From the entries that follow, extract each line holding the string "Nowy".

──────

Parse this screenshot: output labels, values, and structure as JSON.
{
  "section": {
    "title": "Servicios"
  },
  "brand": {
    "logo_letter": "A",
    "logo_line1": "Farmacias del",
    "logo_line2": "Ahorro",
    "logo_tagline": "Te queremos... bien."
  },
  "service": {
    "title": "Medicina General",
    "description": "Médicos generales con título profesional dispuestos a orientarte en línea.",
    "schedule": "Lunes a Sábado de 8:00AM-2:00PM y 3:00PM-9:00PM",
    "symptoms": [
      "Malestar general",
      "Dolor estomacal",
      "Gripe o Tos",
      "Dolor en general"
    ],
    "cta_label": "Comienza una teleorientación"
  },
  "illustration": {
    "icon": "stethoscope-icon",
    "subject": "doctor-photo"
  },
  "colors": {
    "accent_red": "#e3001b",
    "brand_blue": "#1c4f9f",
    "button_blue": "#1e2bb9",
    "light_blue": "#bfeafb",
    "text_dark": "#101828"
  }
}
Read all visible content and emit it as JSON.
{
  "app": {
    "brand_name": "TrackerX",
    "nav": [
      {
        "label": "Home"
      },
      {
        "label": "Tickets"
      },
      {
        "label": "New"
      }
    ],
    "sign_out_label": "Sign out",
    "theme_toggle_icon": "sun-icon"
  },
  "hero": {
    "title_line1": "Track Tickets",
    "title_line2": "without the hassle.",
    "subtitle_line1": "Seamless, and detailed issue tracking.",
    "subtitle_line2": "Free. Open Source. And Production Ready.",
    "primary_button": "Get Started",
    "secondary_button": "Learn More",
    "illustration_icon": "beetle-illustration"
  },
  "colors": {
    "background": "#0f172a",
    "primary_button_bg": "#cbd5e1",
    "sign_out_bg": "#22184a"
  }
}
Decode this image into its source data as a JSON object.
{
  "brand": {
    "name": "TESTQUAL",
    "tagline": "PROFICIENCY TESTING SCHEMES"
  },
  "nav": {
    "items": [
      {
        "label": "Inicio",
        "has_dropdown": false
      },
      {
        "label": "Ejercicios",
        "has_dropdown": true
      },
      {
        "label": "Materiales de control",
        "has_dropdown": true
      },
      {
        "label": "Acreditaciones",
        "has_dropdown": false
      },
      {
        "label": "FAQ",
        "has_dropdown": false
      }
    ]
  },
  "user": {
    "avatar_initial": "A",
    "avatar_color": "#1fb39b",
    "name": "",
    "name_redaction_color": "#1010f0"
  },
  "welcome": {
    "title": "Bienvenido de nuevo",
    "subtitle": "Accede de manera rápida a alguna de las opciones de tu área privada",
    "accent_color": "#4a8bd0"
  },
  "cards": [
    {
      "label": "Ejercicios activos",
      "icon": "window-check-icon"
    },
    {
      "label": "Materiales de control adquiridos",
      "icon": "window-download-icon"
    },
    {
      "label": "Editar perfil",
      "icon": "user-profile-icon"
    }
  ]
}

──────

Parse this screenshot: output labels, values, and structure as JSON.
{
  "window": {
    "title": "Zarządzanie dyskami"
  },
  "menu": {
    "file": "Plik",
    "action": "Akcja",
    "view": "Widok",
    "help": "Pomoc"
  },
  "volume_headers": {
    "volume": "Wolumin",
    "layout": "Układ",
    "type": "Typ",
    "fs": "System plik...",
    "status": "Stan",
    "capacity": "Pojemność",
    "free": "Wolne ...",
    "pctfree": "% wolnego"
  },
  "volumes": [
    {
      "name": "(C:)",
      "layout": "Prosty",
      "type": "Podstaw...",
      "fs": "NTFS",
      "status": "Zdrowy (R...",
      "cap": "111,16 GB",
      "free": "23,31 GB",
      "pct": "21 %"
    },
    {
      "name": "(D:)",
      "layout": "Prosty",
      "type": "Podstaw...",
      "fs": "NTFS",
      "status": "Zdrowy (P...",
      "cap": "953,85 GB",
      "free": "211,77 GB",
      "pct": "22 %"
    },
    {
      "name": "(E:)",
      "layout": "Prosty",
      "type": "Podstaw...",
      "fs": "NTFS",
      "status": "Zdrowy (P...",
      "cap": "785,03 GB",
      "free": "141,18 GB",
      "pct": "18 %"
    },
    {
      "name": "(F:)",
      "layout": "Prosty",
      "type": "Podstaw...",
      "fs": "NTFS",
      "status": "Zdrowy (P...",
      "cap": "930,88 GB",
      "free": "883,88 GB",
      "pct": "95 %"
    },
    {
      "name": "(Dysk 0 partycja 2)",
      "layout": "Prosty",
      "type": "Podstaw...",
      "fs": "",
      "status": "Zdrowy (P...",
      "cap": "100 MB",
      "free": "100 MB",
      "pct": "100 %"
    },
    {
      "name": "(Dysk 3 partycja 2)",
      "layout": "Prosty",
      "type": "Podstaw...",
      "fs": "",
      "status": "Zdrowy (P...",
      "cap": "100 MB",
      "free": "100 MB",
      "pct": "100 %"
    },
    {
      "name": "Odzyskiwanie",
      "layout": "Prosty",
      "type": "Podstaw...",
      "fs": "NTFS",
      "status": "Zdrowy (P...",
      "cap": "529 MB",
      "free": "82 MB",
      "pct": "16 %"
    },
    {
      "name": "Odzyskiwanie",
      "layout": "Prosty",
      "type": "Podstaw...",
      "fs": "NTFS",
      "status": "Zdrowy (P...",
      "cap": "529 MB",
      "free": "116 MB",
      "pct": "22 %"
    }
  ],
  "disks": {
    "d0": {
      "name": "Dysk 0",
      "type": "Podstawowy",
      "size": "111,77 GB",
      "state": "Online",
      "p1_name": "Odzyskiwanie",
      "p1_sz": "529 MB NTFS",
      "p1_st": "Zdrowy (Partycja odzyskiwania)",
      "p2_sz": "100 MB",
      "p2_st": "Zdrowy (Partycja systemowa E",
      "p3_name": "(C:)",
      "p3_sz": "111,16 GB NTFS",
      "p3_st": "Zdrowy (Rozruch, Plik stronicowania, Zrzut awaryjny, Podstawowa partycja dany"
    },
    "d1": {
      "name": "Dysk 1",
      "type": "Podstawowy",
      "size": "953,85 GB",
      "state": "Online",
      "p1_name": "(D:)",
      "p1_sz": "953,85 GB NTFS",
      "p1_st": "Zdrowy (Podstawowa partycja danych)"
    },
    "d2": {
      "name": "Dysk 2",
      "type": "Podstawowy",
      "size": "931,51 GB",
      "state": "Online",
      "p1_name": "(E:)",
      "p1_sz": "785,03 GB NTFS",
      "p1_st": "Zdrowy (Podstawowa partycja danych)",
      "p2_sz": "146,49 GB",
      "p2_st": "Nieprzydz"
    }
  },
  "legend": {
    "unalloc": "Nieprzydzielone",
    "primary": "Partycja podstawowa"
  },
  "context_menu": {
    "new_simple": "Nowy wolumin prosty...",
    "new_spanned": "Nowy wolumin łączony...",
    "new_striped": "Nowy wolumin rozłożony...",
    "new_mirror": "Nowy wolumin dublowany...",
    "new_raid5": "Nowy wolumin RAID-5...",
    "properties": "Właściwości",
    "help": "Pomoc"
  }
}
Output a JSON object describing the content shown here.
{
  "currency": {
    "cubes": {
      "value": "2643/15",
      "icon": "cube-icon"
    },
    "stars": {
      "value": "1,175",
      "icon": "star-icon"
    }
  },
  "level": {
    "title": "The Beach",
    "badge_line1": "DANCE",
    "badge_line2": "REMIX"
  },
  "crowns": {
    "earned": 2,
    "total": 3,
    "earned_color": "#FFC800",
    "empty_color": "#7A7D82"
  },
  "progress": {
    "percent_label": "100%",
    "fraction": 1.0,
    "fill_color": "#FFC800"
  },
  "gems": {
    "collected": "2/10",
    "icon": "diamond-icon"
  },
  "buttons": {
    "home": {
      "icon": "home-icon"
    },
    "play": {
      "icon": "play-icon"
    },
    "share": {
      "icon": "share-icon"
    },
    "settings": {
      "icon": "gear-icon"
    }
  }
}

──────

Answer:
    "new_simple": "Nowy wolumin prosty...",
    "new_spanned": "Nowy wolumin łączony...",
    "new_striped": "Nowy wolumin rozłożony...",
    "new_mirror": "Nowy wolumin dublowany...",
    "new_raid5": "Nowy wolumin RAID-5...",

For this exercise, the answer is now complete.